More startups and e-commerce challengers muster up the courage to grow their own logistics businesses. Should the established carriers feel uneasy?
This is the first of the series of articles exploring the ever-changing balance between the startups, the challenger companies and the established players of the logistics markets. We will cover who works with who and how, and what it means for the world of logistics 4.0.
PART I: The Amazon in the Room.
Road transport facts
It is no secret that the Washington-based e-commerce giant is well on the way to becoming a logistics carrier in its own right. The company launched its first road delivery fleet in 2005 by acquiring thousands of trailers to transport goods between its fulfilment centres. While the estimates place the actual number of trucks at merely 300, Amazon has gone to great lengths to recruit existing independent fleets. Moreover, with the purchase of 20,000 vans from Mercedes-Benz in 2018 to be provided to the growing army of Amazon’s self-employed couriers, the company tightens its grip on the entire flow from the vendor, to the fulfilment centre and to the customers’ front door. It has also been heavily leveraging same-day on-demand delivery services through platforms like Amazon Flex and Prime Now, capitalising on the flexible self-employed workforce.
Air transport facts
Since early 2015 Amazon took to the skies with as many as 50 Boeing 767 aircraft that currently make up Amazon Air fleet operated mainly by ABX Air, Atlas Air and ATI. Keeping a fairly modern and uniform fleet helps the company with maintenance costs. Current plans for Amazon Air hub at Cincinnati/Northern Kentucky International Airport include a 920-acre sorting facility that will be able to support 100 aircraft and will rival FedEx’s 880-acre SuperHub at Memphis. Amazon Air expansion did not come without growing pains, though. Their first loss came with the fatal crash of a 767 in Texas on 23 February 2018.
Personal delivery devices
Amazon has also entered the field of personal delivery devices by acqui-hiring the startup Dispatch in 2017 and announcing the start of their trial of Amazon Scout, a delivery robot aimed (similarly to its competitors) at carrying goods on the last miles of their journey to the customers. The initial parcel delivery trial will be limited to a small test neighbourhood in Snohomish County, Washington and will begin sometime in 2019. However, this wouldn’t be the first time Amazon used autonomous vehicles for parcel deliveries. In 2016 the firm has launched very limited trials of its motorcycle-sized unmanned aerial vehicles under Amazon Prime Air service with select customers in rural areas surrounding Cambridge, UK.
Sea transport facts
Lastly, Amazon showed their interest in ocean freight. In 2016 Amazon registered as a freight forwarder and headhunted the former CEO of UTi, Ed Feitzinger, to be their VP of Global Logistics. On 9 February 2018, the company finally launched Shipping with Amazon (SWA) service, following their success in directly coordinating the shipment of over 150 containers from China to the United States the previous year. As a consequence and in reaction to that, shipping giant Maersk is currently rumoured to be developing an attractive integrated product, offering tailored specifically for Amazon. The industry insiders stipulate that there is a way for Amazon to move forward by possibly acquiring an existing medium-sized shipping company that is in need of a capital injection.

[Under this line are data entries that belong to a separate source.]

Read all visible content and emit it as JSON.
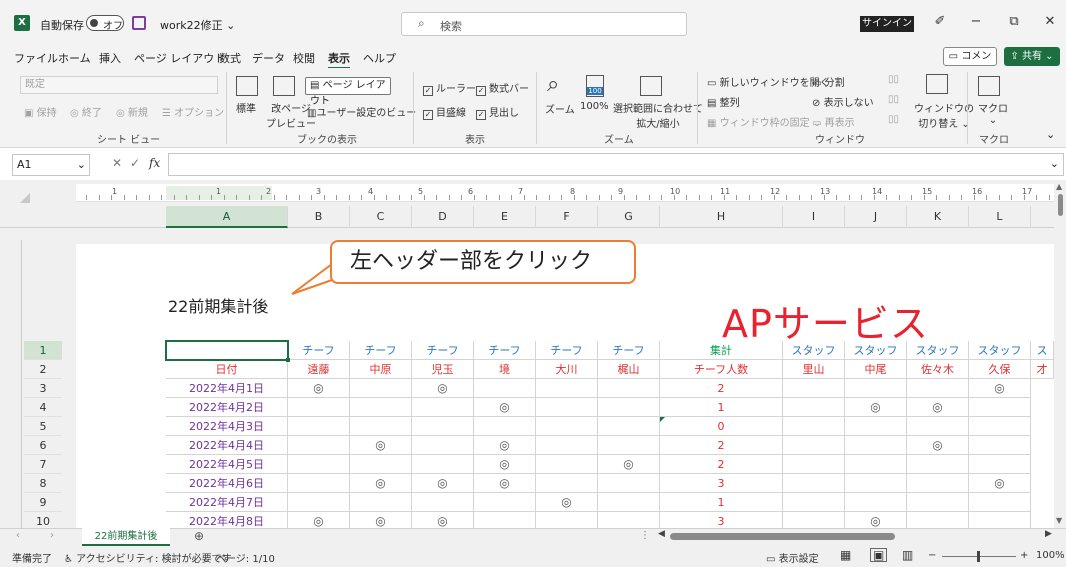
{
  "titlebar": {
    "autosave_label": "自動保存",
    "toggle_state": "オフ",
    "filename": "work22修正",
    "search_placeholder": "検索",
    "signin": "サインイン",
    "minimize": "−",
    "restore": "⧉",
    "close": "✕"
  },
  "menu": {
    "items": [
      "ファイル",
      "ホーム",
      "挿入",
      "ページ レイアウト",
      "数式",
      "データ",
      "校閲",
      "表示",
      "ヘルプ"
    ],
    "active_index": 7,
    "comment_label": "コメント",
    "share_label": "共有"
  },
  "ribbon": {
    "sheetview": {
      "dropdown": "既定",
      "keep": "保持",
      "exit": "終了",
      "new": "新規",
      "options": "オプション",
      "group_label": "シート ビュー"
    },
    "bookview": {
      "normal": "標準",
      "pagebreak_l1": "改ページ",
      "pagebreak_l2": "プレビュー",
      "page_layout": "ページ レイアウト",
      "custom_view": "ユーザー設定のビュー",
      "group_label": "ブックの表示"
    },
    "show": {
      "ruler": "ルーラー",
      "formula_bar": "数式バー",
      "gridlines": "目盛線",
      "headings": "見出し",
      "group_label": "表示"
    },
    "zoom": {
      "zoom": "ズーム",
      "hundred": "100%",
      "icon_text": "100",
      "fit_l1": "選択範囲に合わせて",
      "fit_l2": "拡大/縮小",
      "group_label": "ズーム"
    },
    "window": {
      "new_window": "新しいウィンドウを開く",
      "arrange": "整列",
      "freeze": "ウィンドウ枠の固定",
      "split": "分割",
      "hide": "表示しない",
      "unhide": "再表示",
      "switch_l1": "ウィンドウの",
      "switch_l2": "切り替え",
      "group_label": "ウィンドウ"
    },
    "macro": {
      "label": "マクロ",
      "group_label": "マクロ"
    }
  },
  "formula_bar": {
    "namebox": "A1",
    "fx": "fx",
    "value": ""
  },
  "ruler_numbers": [
    "1",
    "1",
    "2",
    "3",
    "4",
    "5",
    "6",
    "7",
    "8",
    "9",
    "10",
    "11",
    "12",
    "13",
    "14",
    "15",
    "16",
    "17"
  ],
  "columns": [
    "A",
    "B",
    "C",
    "D",
    "E",
    "F",
    "G",
    "H",
    "I",
    "J",
    "K",
    "L"
  ],
  "header_text": "22前期集計後",
  "callout_text": "左ヘッダー部をクリック",
  "aps_text": "APサービス",
  "row_numbers": [
    "1",
    "2",
    "3",
    "4",
    "5",
    "6",
    "7",
    "8",
    "9",
    "10"
  ],
  "row1": [
    "",
    "チーフ",
    "チーフ",
    "チーフ",
    "チーフ",
    "チーフ",
    "チーフ",
    "集計",
    "スタッフ",
    "スタッフ",
    "スタッフ",
    "スタッフ",
    "ス"
  ],
  "row2": [
    "日付",
    "遠藤",
    "中原",
    "児玉",
    "境",
    "大川",
    "梶山",
    "チーフ人数",
    "里山",
    "中尾",
    "佐々木",
    "久保",
    "才"
  ],
  "data_rows": [
    [
      "2022年4月1日",
      "◎",
      "",
      "◎",
      "",
      "",
      "",
      "2",
      "",
      "",
      "",
      "◎"
    ],
    [
      "2022年4月2日",
      "",
      "",
      "",
      "◎",
      "",
      "",
      "1",
      "",
      "◎",
      "◎",
      ""
    ],
    [
      "2022年4月3日",
      "",
      "",
      "",
      "",
      "",
      "",
      "0",
      "",
      "",
      "",
      ""
    ],
    [
      "2022年4月4日",
      "",
      "◎",
      "",
      "◎",
      "",
      "",
      "2",
      "",
      "",
      "◎",
      ""
    ],
    [
      "2022年4月5日",
      "",
      "",
      "",
      "◎",
      "",
      "◎",
      "2",
      "",
      "",
      "",
      ""
    ],
    [
      "2022年4月6日",
      "",
      "◎",
      "◎",
      "◎",
      "",
      "",
      "3",
      "",
      "",
      "",
      "◎"
    ],
    [
      "2022年4月7日",
      "",
      "",
      "",
      "",
      "◎",
      "",
      "1",
      "",
      "",
      "",
      ""
    ],
    [
      "2022年4月8日",
      "◎",
      "◎",
      "◎",
      "",
      "",
      "",
      "3",
      "",
      "◎",
      "",
      ""
    ]
  ],
  "sheet_tab": "22前期集計後",
  "status": {
    "ready": "準備完了",
    "accessibility": "アクセシビリティ: 検討が必要です",
    "page": "ページ: 1/10",
    "display_settings": "表示設定",
    "zoom": "100%"
  }
}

The competitors are not resting
Amazon is not alone in making waves in logistics. Similar developments are observed across the Pacific Ocean. Alibaba has been working with COSCO Group, Chinese state-owned shipping and logistics services company, since 2014, with signs of closer partnership in the future. In road freight, Chinese e-commerce leader announced $693 million investment in delivery company STO Express on 11 March 2019. Alibaba is also actively pursuing autonomous vehicles as a mode of delivery. The company publicly presented its parcel delivery robot G PLus at the Global Smart Logistics Summit in 2018, and later that year so did JD.com, China’s second-largest e-commerce company.
It is clear that e-commerce companies venturing into logistics are gradually becoming the force of their own. The question for the current logistics giants is whether the challengers will grow into the force of nature in the market.
Photo: Jordan Stead/ Amazon